REQUIRED ACTION: The answer must be an exact copy of the records, with no pictures in it.

EXERCISE INPUT Start Marker

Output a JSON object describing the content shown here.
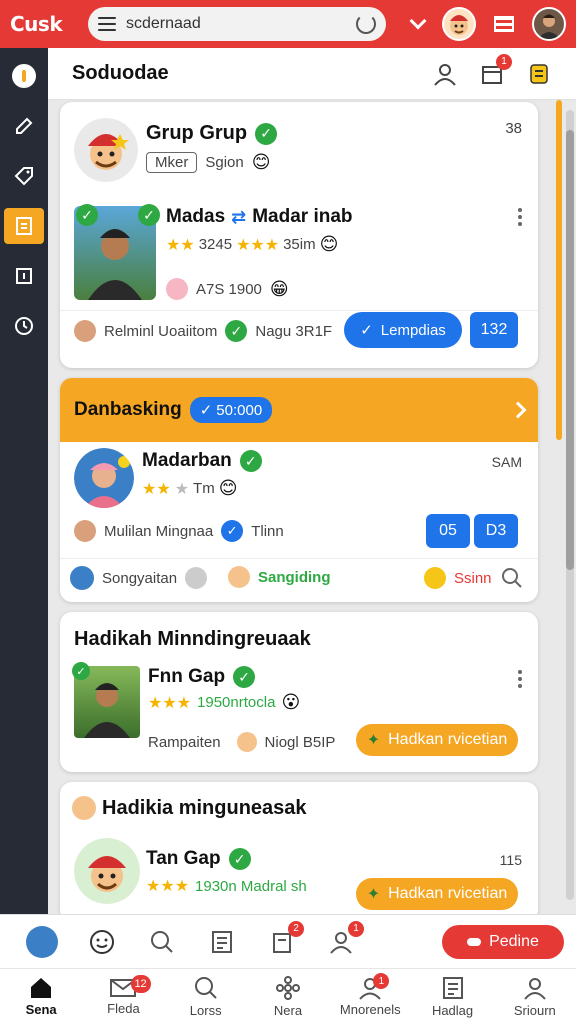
{
  "app": {
    "logo": "Cusk",
    "colors": {
      "accent": "#e53935",
      "highlight": "#f5a623",
      "link": "#1e74e8",
      "ok": "#2ea843"
    }
  },
  "search": {
    "value": "scdernaad"
  },
  "header": {
    "title": "Soduodae",
    "notif_count": "1"
  },
  "card1": {
    "group_name": "Grup Grup",
    "group_count": "38",
    "tag_label": "Mker",
    "tag_sub": "Sgion",
    "person_name": "Madas",
    "person_alt": "Madar inab",
    "rating_text": "3245",
    "rating_text2": "35im",
    "sub_value": "A7S 1900",
    "footer_left": "Relminl Uoaiitom",
    "footer_mid": "Nagu 3R1F",
    "button_label": "Lempdias",
    "count_button": "132"
  },
  "card2": {
    "header_title": "Danbasking",
    "header_pill": "50:000",
    "person_name": "Madarban",
    "time": "SAM",
    "rating_suffix": "Tm",
    "sub_left": "Mulilan Mingnaa",
    "sub_mid": "Tlinn",
    "btn_a": "05",
    "btn_b": "D3",
    "foot_a": "Songyaitan",
    "foot_b": "Sangiding",
    "foot_c": "Ssinn"
  },
  "card3": {
    "title": "Hadikah Minndingreuaak",
    "person_name": "Fnn Gap",
    "rating_text": "1950nrtocla",
    "sub_left": "Rampaiten",
    "sub_mid": "Niogl B5IP",
    "button_label": "Hadkan rvicetian"
  },
  "card4": {
    "title": "Hadikia minguneasak",
    "person_name": "Tan Gap",
    "count": "115",
    "rating_text": "1930n Madral sh",
    "button_label": "Hadkan rvicetian"
  },
  "actionbar": {
    "badge_a": "2",
    "badge_b": "1",
    "red_button": "Pedine"
  },
  "nav": {
    "items": [
      {
        "label": "Sena",
        "badge": ""
      },
      {
        "label": "Fleda",
        "badge": "12"
      },
      {
        "label": "Lorss",
        "badge": ""
      },
      {
        "label": "Nera",
        "badge": ""
      },
      {
        "label": "Mnorenels",
        "badge": "1"
      },
      {
        "label": "Hadlag",
        "badge": ""
      },
      {
        "label": "Sriourn",
        "badge": ""
      }
    ]
  }
}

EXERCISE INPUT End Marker

SOLUTION FOR THIS TASK:
Output a JSON object describing the content shown here.
{
  "app": {
    "logo": "Cusk",
    "colors": {
      "accent": "#e53935",
      "highlight": "#f5a623",
      "link": "#1e74e8",
      "ok": "#2ea843"
    }
  },
  "search": {
    "value": "scdernaad"
  },
  "header": {
    "title": "Soduodae",
    "notif_count": "1"
  },
  "card1": {
    "group_name": "Grup Grup",
    "group_count": "38",
    "tag_label": "Mker",
    "tag_sub": "Sgion",
    "person_name": "Madas",
    "person_alt": "Madar inab",
    "rating_text": "3245",
    "rating_text2": "35im",
    "sub_value": "A7S 1900",
    "footer_left": "Relminl Uoaiitom",
    "footer_mid": "Nagu 3R1F",
    "button_label": "Lempdias",
    "count_button": "132"
  },
  "card2": {
    "header_title": "Danbasking",
    "header_pill": "50:000",
    "person_name": "Madarban",
    "time": "SAM",
    "rating_suffix": "Tm",
    "sub_left": "Mulilan Mingnaa",
    "sub_mid": "Tlinn",
    "btn_a": "05",
    "btn_b": "D3",
    "foot_a": "Songyaitan",
    "foot_b": "Sangiding",
    "foot_c": "Ssinn"
  },
  "card3": {
    "title": "Hadikah Minndingreuaak",
    "person_name": "Fnn Gap",
    "rating_text": "1950nrtocla",
    "sub_left": "Rampaiten",
    "sub_mid": "Niogl B5IP",
    "button_label": "Hadkan rvicetian"
  },
  "card4": {
    "title": "Hadikia minguneasak",
    "person_name": "Tan Gap",
    "count": "115",
    "rating_text": "1930n Madral sh",
    "button_label": "Hadkan rvicetian"
  },
  "actionbar": {
    "badge_a": "2",
    "badge_b": "1",
    "red_button": "Pedine"
  },
  "nav": {
    "items": [
      {
        "label": "Sena",
        "badge": ""
      },
      {
        "label": "Fleda",
        "badge": "12"
      },
      {
        "label": "Lorss",
        "badge": ""
      },
      {
        "label": "Nera",
        "badge": ""
      },
      {
        "label": "Mnorenels",
        "badge": "1"
      },
      {
        "label": "Hadlag",
        "badge": ""
      },
      {
        "label": "Sriourn",
        "badge": ""
      }
    ]
  }
}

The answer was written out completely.